* The task *
Could you return every record below exactly as it is written?
* * * * * * *
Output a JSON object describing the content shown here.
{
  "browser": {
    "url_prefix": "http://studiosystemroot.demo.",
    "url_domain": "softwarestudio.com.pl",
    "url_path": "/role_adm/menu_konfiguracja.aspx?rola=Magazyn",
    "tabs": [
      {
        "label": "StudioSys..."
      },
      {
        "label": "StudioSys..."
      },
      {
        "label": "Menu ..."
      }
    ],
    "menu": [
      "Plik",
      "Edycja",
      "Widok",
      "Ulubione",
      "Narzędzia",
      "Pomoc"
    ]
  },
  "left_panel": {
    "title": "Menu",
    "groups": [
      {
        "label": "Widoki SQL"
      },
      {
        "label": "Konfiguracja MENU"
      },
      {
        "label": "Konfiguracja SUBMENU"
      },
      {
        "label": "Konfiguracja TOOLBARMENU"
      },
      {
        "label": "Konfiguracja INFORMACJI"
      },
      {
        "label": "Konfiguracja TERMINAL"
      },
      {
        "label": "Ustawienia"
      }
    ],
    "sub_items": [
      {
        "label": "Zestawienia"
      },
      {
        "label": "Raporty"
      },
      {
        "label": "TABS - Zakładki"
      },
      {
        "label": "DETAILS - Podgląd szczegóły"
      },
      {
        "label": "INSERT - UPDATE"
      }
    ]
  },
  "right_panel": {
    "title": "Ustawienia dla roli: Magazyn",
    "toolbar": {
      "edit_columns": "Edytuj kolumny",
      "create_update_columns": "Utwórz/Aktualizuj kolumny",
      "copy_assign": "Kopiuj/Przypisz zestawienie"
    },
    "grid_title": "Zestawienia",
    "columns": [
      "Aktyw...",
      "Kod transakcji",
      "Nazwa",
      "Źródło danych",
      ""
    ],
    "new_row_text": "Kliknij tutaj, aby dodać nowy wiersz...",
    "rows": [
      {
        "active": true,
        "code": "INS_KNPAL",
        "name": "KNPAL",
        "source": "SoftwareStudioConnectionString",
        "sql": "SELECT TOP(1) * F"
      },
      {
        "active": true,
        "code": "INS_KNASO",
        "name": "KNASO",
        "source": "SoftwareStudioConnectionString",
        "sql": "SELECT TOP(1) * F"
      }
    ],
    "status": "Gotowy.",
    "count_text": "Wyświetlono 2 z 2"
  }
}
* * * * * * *
* Exercise answer *
Output a JSON object describing the content shown here.
{
  "browser": {
    "url_prefix": "http://studiosystemroot.demo.",
    "url_domain": "softwarestudio.com.pl",
    "url_path": "/role_adm/menu_konfiguracja.aspx?rola=Magazyn",
    "tabs": [
      {
        "label": "StudioSys..."
      },
      {
        "label": "StudioSys..."
      },
      {
        "label": "Menu ..."
      }
    ],
    "menu": [
      "Plik",
      "Edycja",
      "Widok",
      "Ulubione",
      "Narzędzia",
      "Pomoc"
    ]
  },
  "left_panel": {
    "title": "Menu",
    "groups": [
      {
        "label": "Widoki SQL"
      },
      {
        "label": "Konfiguracja MENU"
      },
      {
        "label": "Konfiguracja SUBMENU"
      },
      {
        "label": "Konfiguracja TOOLBARMENU"
      },
      {
        "label": "Konfiguracja INFORMACJI"
      },
      {
        "label": "Konfiguracja TERMINAL"
      },
      {
        "label": "Ustawienia"
      }
    ],
    "sub_items": [
      {
        "label": "Zestawienia"
      },
      {
        "label": "Raporty"
      },
      {
        "label": "TABS - Zakładki"
      },
      {
        "label": "DETAILS - Podgląd szczegóły"
      },
      {
        "label": "INSERT - UPDATE"
      }
    ]
  },
  "right_panel": {
    "title": "Ustawienia dla roli: Magazyn",
    "toolbar": {
      "edit_columns": "Edytuj kolumny",
      "create_update_columns": "Utwórz/Aktualizuj kolumny",
      "copy_assign": "Kopiuj/Przypisz zestawienie"
    },
    "grid_title": "Zestawienia",
    "columns": [
      "Aktyw...",
      "Kod transakcji",
      "Nazwa",
      "Źródło danych",
      ""
    ],
    "new_row_text": "Kliknij tutaj, aby dodać nowy wiersz...",
    "rows": [
      {
        "active": true,
        "code": "INS_KNPAL",
        "name": "KNPAL",
        "source": "SoftwareStudioConnectionString",
        "sql": "SELECT TOP(1) * F"
      },
      {
        "active": true,
        "code": "INS_KNASO",
        "name": "KNASO",
        "source": "SoftwareStudioConnectionString",
        "sql": "SELECT TOP(1) * F"
      }
    ],
    "status": "Gotowy.",
    "count_text": "Wyświetlono 2 z 2"
  }
}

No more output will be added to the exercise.